Royal Oak Community School is bringing down the walls of its classrooms this week.
For one week, students have left the indoors behind and are participating in educational activities outdoors.
It’s part of the school’s four-day “Week Without Walls” program, in which students from junior kindergarten to Grade 3 are taking part.
“It’s our version of an educational, experiential camp that utilizes some of the best community partners we have to enrich learning outside of the classroom walls,” said Julia Murray, Royal Oak’s head of school.
This year’s week started May 29 and will end June 1. Each activity depends on the theme of the day.
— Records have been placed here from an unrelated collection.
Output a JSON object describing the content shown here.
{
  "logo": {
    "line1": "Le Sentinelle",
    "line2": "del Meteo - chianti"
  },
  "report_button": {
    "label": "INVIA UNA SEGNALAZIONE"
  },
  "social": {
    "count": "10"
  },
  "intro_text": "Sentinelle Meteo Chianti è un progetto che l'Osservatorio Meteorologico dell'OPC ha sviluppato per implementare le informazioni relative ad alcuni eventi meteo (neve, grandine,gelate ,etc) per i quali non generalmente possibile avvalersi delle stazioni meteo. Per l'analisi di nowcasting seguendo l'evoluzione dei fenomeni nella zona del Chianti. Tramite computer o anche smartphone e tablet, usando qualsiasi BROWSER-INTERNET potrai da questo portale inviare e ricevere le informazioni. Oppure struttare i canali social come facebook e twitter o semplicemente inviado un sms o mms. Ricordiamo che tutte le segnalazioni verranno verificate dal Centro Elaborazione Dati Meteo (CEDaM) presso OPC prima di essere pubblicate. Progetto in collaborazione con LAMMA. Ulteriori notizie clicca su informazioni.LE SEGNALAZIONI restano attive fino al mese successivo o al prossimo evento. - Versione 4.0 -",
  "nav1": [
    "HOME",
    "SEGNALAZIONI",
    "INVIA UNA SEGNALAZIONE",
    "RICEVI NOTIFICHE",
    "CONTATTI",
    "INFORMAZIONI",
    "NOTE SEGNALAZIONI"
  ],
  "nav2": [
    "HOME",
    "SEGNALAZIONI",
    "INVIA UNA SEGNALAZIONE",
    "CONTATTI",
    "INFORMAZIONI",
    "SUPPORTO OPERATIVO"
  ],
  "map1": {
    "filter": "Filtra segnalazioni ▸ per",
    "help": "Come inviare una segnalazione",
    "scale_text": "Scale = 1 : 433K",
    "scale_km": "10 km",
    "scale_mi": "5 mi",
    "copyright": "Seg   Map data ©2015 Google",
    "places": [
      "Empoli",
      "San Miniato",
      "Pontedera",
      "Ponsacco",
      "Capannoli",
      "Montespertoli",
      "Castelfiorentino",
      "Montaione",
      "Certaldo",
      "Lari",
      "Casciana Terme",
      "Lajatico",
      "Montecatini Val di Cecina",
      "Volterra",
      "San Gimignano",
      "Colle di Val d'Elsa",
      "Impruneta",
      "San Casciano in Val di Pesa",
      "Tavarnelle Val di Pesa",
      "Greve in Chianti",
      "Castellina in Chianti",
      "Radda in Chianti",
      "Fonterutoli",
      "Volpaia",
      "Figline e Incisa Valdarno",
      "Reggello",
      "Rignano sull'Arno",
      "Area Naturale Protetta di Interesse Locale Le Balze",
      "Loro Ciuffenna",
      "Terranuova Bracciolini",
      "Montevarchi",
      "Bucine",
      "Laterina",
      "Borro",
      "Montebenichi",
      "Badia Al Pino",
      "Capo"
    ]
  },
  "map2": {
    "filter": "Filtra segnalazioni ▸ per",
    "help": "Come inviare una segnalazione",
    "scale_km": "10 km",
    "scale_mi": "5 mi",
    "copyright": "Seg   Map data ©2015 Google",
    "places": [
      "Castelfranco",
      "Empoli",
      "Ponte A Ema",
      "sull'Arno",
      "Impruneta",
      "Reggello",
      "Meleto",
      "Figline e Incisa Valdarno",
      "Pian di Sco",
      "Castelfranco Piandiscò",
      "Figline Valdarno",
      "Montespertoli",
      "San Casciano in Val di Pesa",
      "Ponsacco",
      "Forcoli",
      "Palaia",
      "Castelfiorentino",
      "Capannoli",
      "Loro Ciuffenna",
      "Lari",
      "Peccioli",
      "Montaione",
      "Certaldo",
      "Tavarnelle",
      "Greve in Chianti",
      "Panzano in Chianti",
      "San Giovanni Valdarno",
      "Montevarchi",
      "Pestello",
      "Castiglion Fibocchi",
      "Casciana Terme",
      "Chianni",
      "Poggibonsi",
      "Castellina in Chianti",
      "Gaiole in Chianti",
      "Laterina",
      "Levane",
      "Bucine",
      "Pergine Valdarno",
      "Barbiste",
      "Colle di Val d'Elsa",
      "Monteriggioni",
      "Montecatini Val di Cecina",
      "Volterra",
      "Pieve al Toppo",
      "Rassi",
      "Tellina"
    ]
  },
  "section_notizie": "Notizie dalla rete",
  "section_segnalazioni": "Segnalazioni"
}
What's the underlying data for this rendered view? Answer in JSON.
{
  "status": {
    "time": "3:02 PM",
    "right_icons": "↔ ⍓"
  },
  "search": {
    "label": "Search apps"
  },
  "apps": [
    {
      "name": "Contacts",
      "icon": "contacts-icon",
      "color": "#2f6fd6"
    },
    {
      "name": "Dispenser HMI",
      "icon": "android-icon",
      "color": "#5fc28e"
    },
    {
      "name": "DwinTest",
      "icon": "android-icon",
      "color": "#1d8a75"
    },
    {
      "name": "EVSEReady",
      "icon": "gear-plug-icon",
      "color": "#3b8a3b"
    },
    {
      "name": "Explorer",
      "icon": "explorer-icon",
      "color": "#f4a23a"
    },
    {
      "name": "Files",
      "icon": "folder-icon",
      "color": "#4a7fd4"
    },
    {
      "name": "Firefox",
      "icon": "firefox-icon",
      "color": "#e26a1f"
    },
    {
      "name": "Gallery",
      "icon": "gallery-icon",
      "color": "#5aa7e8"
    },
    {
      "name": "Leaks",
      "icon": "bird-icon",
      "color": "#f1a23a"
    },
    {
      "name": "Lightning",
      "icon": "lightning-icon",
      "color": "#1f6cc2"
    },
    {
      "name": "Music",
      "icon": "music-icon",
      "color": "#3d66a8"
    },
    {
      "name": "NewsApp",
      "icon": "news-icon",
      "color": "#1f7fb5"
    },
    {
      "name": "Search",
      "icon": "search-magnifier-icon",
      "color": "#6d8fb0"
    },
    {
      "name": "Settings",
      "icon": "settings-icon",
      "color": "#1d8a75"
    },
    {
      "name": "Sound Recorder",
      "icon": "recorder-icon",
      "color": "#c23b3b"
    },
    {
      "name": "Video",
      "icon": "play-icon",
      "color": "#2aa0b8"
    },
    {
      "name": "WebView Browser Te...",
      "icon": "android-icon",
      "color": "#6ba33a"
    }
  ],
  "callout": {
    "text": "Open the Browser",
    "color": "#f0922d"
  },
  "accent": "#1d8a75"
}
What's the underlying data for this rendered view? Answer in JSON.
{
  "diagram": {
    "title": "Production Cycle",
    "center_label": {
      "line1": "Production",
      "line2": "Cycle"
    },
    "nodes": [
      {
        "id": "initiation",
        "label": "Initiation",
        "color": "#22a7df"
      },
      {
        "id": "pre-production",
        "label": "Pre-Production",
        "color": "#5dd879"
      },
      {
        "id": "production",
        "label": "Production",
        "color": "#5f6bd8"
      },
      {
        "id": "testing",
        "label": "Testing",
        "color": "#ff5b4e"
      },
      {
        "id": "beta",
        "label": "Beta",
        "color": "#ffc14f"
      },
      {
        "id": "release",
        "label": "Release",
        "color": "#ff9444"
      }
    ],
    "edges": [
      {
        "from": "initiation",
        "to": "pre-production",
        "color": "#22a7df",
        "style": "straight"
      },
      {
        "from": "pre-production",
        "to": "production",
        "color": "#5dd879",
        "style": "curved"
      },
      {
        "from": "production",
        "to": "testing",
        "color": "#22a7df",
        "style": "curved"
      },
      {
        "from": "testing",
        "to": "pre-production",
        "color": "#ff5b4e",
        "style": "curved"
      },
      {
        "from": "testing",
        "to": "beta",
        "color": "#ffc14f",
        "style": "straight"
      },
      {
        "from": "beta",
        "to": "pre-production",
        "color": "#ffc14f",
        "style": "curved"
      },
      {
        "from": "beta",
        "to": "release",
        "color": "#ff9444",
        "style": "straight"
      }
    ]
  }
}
Monday was focused on food and community, Tuesday on science, Wednesday on arts and Thursday on animals.
Meanwhile, kids in grades 4 to 8 are at Camp Wahanowin for their own end-of-year celebration.
The school introduced Week Without Walls three years ago, Murray said, to “provide some of the same experiences that sleepaway camp would bring, but for children who are too young to be away from home.”
In addition, Royal Oak tries to teach outside the classroom as much as possible throughout the year, said Murray.
“Outdoor education is a really big part of our philosophy,” she said.
Some of the outdoor classroom activities relate to what kids have been learning all semester, like the kindergarten and grades 1 and 2 students, who have been learning about animals and habitats.
Other activities students took part in this week include mad science shows, a cooking class, hanging out Reptile Kingdom, trying out pottery, having ice cream at Cows and going to Safari Niagara.
Much like the Week Without Walls, kids at Camp Wahanowin will take the classroom outside and get some hands-on experience related to what they’ve been studying.
“Classes are doing astronomy, so we do stargazing there,” said Murray.
They’ll also get to go canoeing, hiking and make campfires.
A bake sale on May 13 raised $2,000 to help send some Royal Oak students to Camp Wahanowin
Murray explained that about 40 per cent of students at Royal Oak are on financial assistance, so fundraising opportunities like the bake sale help give these students extra opportunities — like going to camp.
Sending kids to camp helped the school realize it wanted to offer the same opportunity to its younger students — but from the comfort of Niagara-on-the-Lake.
Murray said its Week Without Walls and the camping trip is Royal Oak’s way of successfully setting kids up for the summer.
“For July and August, they’re not with us. But, they will be potentially heading up to their first summer camp or heading out on the water,” she said.
“It’s our way of supporting the development of those skills for kids before we kind of lose them for the summer,” she added.